A fun and social activity, tennis offers a good, whole body workout. . The unique lateral movements target the inner and outer thigh more than most other activities.
A good stress reliever. Smashing that little green ball all around the court offers a good outlet for any pent up anger and frustration.
A diverse series of movements and poses designed to stretch and strengthen the whole body. Look for the types of yoga that focus more on stretching to boost flexibility.
The movements in yoga are slow, calm and controlled. It is the ultimate mind body exercise, with the focus on breathing and posture giving it meditative-style qualities.
8. Tai chi
Tai chi is a form of martial arts where actions are performed in slow motion, gently working the body through its full range of motion. Good for strength, flexibility and circulation.
The inner focus on deep breathing, balance, form and movement control makes Tai Chi world renowned for its calming influence on the mind.

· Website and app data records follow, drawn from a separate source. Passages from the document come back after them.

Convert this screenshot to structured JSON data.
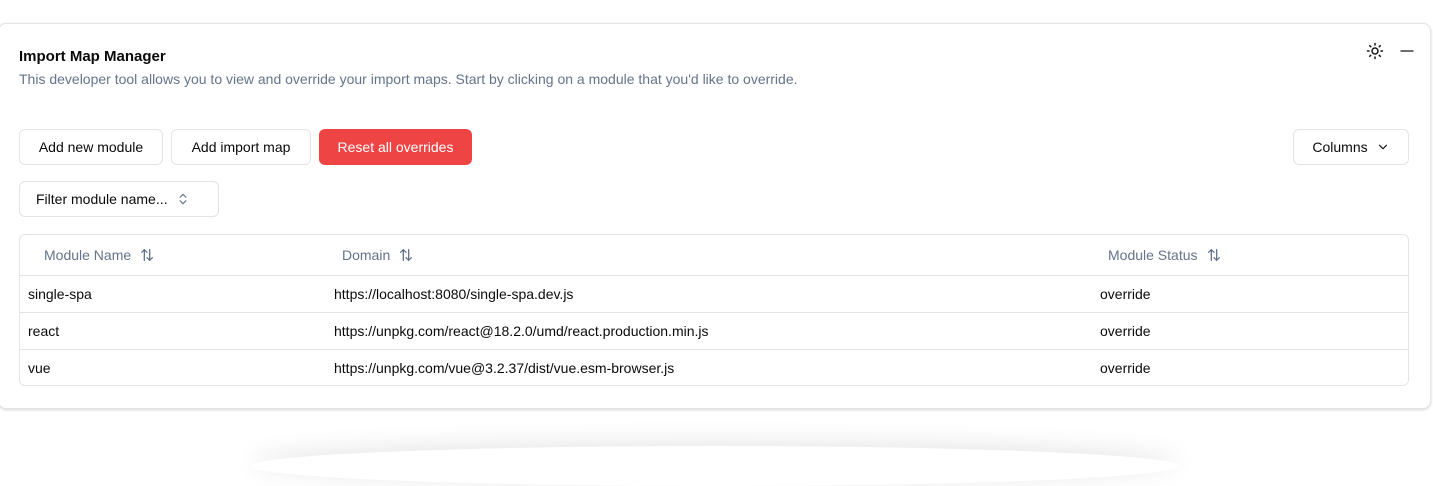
{
  "panel": {
    "title": "Import Map Manager",
    "description": "This developer tool allows you to view and override your import maps. Start by clicking on a module that you'd like to override.",
    "icons": {
      "theme": "sun-icon",
      "minimize": "minus-icon"
    }
  },
  "toolbar": {
    "add_module_label": "Add new module",
    "add_import_map_label": "Add import map",
    "reset_overrides_label": "Reset all overrides",
    "columns_label": "Columns",
    "filter_label": "Filter module name..."
  },
  "table": {
    "headers": [
      "Module Name",
      "Domain",
      "Module Status"
    ],
    "rows": [
      {
        "name": "single-spa",
        "domain": "https://localhost:8080/single-spa.dev.js",
        "status": "override"
      },
      {
        "name": "react",
        "domain": "https://unpkg.com/react@18.2.0/umd/react.production.min.js",
        "status": "override"
      },
      {
        "name": "vue",
        "domain": "https://unpkg.com/vue@3.2.37/dist/vue.esm-browser.js",
        "status": "override"
      }
    ]
  },
  "colors": {
    "danger": "#ef4444",
    "muted_text": "#64748b",
    "border": "#e4e4e7"
  }
}
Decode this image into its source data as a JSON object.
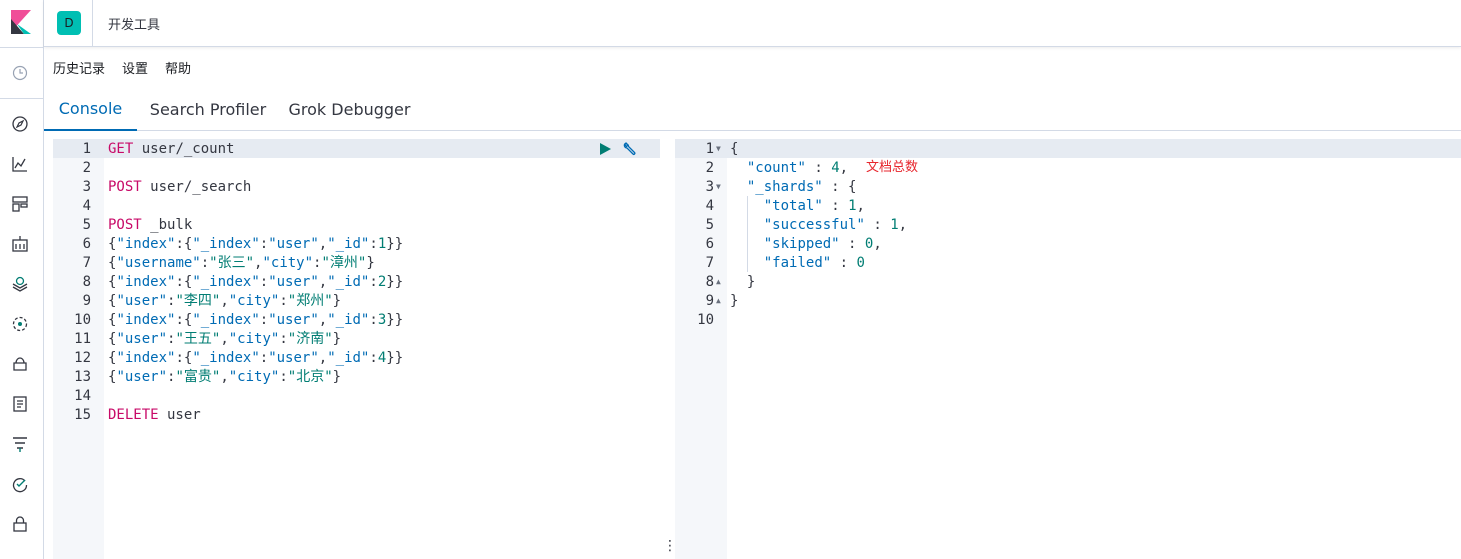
{
  "header": {
    "space_initial": "D",
    "title": "开发工具"
  },
  "menu": {
    "history": "历史记录",
    "settings": "设置",
    "help": "帮助"
  },
  "tabs": [
    {
      "label": "Console",
      "active": true
    },
    {
      "label": "Search Profiler",
      "active": false
    },
    {
      "label": "Grok Debugger",
      "active": false
    }
  ],
  "nav_icons": [
    "clock-icon",
    "compass-icon",
    "visualize-icon",
    "dashboard-icon",
    "canvas-icon",
    "maps-icon",
    "ml-icon",
    "infrastructure-icon",
    "logs-icon",
    "apm-icon",
    "uptime-icon",
    "security-icon"
  ],
  "request": {
    "line_numbers": [
      "1",
      "2",
      "3",
      "4",
      "5",
      "6",
      "7",
      "8",
      "9",
      "10",
      "11",
      "12",
      "13",
      "14",
      "15"
    ],
    "lines": [
      {
        "method": "GET",
        "path": " user/_count",
        "body": ""
      },
      {
        "method": "",
        "path": "",
        "body": ""
      },
      {
        "method": "POST",
        "path": " user/_search",
        "body": ""
      },
      {
        "method": "",
        "path": "",
        "body": ""
      },
      {
        "method": "POST",
        "path": " _bulk",
        "body": ""
      },
      {
        "method": "",
        "path": "",
        "body": "{\"index\":{\"_index\":\"user\",\"_id\":1}}"
      },
      {
        "method": "",
        "path": "",
        "body": "{\"username\":\"张三\",\"city\":\"漳州\"}"
      },
      {
        "method": "",
        "path": "",
        "body": "{\"index\":{\"_index\":\"user\",\"_id\":2}}"
      },
      {
        "method": "",
        "path": "",
        "body": "{\"user\":\"李四\",\"city\":\"郑州\"}"
      },
      {
        "method": "",
        "path": "",
        "body": "{\"index\":{\"_index\":\"user\",\"_id\":3}}"
      },
      {
        "method": "",
        "path": "",
        "body": "{\"user\":\"王五\",\"city\":\"济南\"}"
      },
      {
        "method": "",
        "path": "",
        "body": "{\"index\":{\"_index\":\"user\",\"_id\":4}}"
      },
      {
        "method": "",
        "path": "",
        "body": "{\"user\":\"富贵\",\"city\":\"北京\"}"
      },
      {
        "method": "",
        "path": "",
        "body": ""
      },
      {
        "method": "DELETE",
        "path": " user",
        "body": ""
      }
    ]
  },
  "response": {
    "line_numbers": [
      "1",
      "2",
      "3",
      "4",
      "5",
      "6",
      "7",
      "8",
      "9",
      "10"
    ],
    "lines": [
      "{",
      "  \"count\" : 4,",
      "  \"_shards\" : {",
      "    \"total\" : 1,",
      "    \"successful\" : 1,",
      "    \"skipped\" : 0,",
      "    \"failed\" : 0",
      "  }",
      "}",
      ""
    ],
    "annotation": "文档总数"
  },
  "colors": {
    "accent": "#006bb4",
    "method": "#c80a68",
    "string_value": "#017d73",
    "annotation": "#e7262d",
    "badge": "#00bfb3"
  }
}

Running is an intense activity for lower body toning, cardiovascular endurance and significant fat burning. The impact is also good for bone density and strength.
Extended training runs can trigger those feelings of pleasantness, stress reduction, mood elevation and inner harmony that are known as "the runner’s high".
10. Resistance training
Using various forms of resistance such as body weight or dumbbells, strength training is the best way to develop muscular strength, power and tone. It’s also great for flexibility and fat burning.
A stronger body and improved energy levels may help to improve general self-esteem and physical self-
If you’re looking for exercises that have benefits for the body and mind that are less focused on physical activity, the mind-body connection and meditation could be worth exploring.
The mind-body connection is about using your thoughts to positively influence your body’s physical responses. For instance, imagine you’re lying poolside on a holiday and you’re likely to feel your body relax. On the other hand, picture the kids screaming or work piling up on your desk, and you may feel your heart beat faster and might even sweat a little.
Many people feel generally calmer during and after mind-body exercises, and research suggests that the benefits extend to important physical benefits, such as reduction in blood pressure and stress levels.
Mind-body exercises include meditation, relaxation exercises, breathing activities and guided imagery. Try our 5 easy ways to relax and find your calm.
Andrew Cate is a health, fitness and nutrition consultant from Sydney’s Northern Beaches. Having worked with clients as a personal trainer and weight-loss coach, Andrew has also authored 10 weight loss books , writes for various media outlets and has featured on regular radio spots.